= What is being asked =
Going through the data below, copy out each line where the word "Verification" shows up.

○ ○ ○ ○

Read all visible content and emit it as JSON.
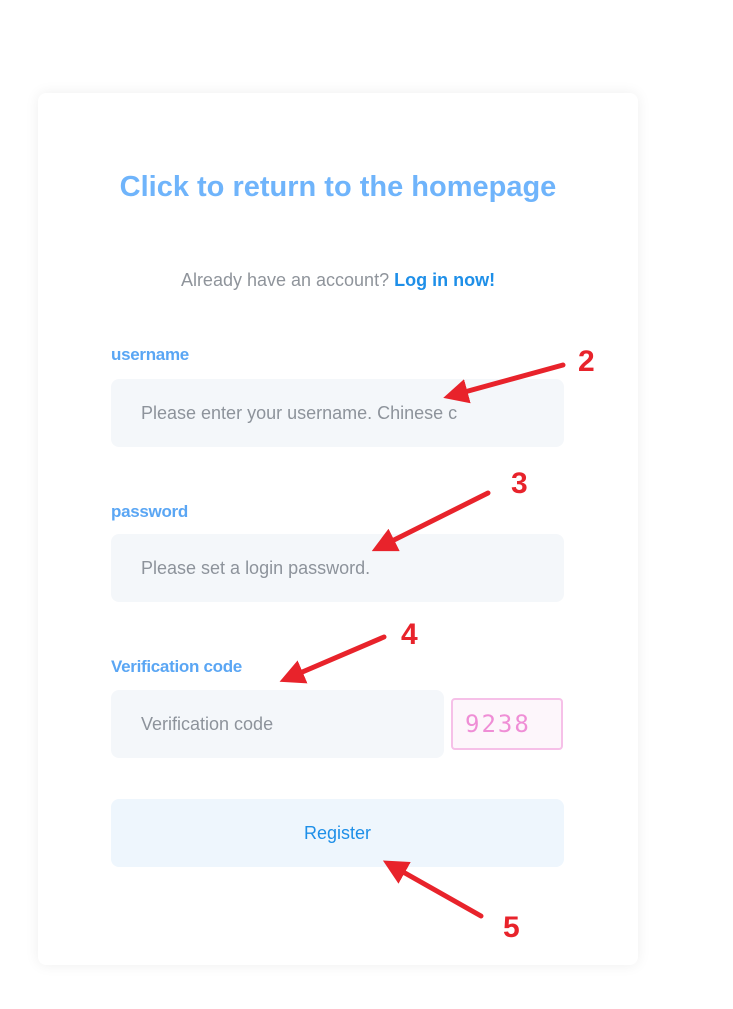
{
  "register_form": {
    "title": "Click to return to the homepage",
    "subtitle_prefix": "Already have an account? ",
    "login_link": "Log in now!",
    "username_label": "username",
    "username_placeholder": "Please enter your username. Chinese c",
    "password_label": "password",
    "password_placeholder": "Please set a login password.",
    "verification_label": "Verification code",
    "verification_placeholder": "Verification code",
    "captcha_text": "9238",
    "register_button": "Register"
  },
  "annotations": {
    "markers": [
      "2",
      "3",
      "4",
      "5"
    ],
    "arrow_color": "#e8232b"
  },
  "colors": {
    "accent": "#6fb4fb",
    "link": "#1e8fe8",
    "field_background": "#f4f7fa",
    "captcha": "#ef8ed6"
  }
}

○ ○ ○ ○

= Result for this task =
    "verification_label": "Verification code",
    "verification_placeholder": "Verification code",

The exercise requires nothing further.